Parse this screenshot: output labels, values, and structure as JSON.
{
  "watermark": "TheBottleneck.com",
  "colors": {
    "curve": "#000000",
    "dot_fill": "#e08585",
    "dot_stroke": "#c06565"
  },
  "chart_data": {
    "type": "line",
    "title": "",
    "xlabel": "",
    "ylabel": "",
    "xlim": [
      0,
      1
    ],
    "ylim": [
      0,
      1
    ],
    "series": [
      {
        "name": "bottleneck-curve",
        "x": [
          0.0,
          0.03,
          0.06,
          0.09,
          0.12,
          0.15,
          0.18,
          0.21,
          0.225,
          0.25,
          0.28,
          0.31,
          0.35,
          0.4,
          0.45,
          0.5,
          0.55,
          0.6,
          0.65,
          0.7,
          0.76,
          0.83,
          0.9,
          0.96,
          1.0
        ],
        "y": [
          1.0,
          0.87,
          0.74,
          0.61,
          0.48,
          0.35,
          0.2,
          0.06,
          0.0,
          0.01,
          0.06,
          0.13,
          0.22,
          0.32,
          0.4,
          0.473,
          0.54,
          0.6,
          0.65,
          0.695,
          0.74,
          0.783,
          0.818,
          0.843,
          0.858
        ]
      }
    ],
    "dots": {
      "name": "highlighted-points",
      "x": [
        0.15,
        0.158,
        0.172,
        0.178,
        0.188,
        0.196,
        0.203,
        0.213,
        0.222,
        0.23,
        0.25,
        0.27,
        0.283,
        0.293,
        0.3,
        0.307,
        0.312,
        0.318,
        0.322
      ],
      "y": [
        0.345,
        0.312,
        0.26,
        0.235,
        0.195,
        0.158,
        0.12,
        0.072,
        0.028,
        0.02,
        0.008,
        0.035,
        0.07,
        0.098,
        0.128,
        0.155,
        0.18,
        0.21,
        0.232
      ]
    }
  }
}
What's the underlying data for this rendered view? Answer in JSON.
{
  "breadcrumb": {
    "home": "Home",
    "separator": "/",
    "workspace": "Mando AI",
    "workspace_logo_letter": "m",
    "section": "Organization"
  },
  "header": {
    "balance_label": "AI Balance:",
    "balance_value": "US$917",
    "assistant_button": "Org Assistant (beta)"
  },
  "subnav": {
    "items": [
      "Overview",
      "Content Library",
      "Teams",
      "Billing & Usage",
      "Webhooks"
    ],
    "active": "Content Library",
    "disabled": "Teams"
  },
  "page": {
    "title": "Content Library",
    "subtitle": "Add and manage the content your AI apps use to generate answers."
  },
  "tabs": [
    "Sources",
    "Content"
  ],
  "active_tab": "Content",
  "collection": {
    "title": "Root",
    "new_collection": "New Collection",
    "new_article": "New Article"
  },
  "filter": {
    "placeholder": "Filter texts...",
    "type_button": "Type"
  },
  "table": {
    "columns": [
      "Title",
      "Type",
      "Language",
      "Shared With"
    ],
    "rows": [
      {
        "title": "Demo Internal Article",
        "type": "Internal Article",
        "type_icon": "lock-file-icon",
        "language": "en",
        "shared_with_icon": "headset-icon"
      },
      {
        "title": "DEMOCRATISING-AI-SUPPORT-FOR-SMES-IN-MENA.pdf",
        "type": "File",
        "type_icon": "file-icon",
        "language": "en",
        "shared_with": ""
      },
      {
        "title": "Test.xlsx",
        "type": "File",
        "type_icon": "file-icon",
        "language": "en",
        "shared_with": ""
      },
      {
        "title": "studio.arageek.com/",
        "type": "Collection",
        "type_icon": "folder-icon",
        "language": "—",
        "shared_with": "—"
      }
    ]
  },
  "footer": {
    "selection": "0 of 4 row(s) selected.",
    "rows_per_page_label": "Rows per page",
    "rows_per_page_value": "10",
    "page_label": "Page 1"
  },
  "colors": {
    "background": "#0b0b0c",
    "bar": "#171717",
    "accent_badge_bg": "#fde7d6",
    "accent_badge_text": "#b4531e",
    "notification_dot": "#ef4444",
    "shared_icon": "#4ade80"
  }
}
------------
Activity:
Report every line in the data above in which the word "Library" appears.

Your response:
      "Content Library",
    "active": "Content Library",
    "title": "Content Library",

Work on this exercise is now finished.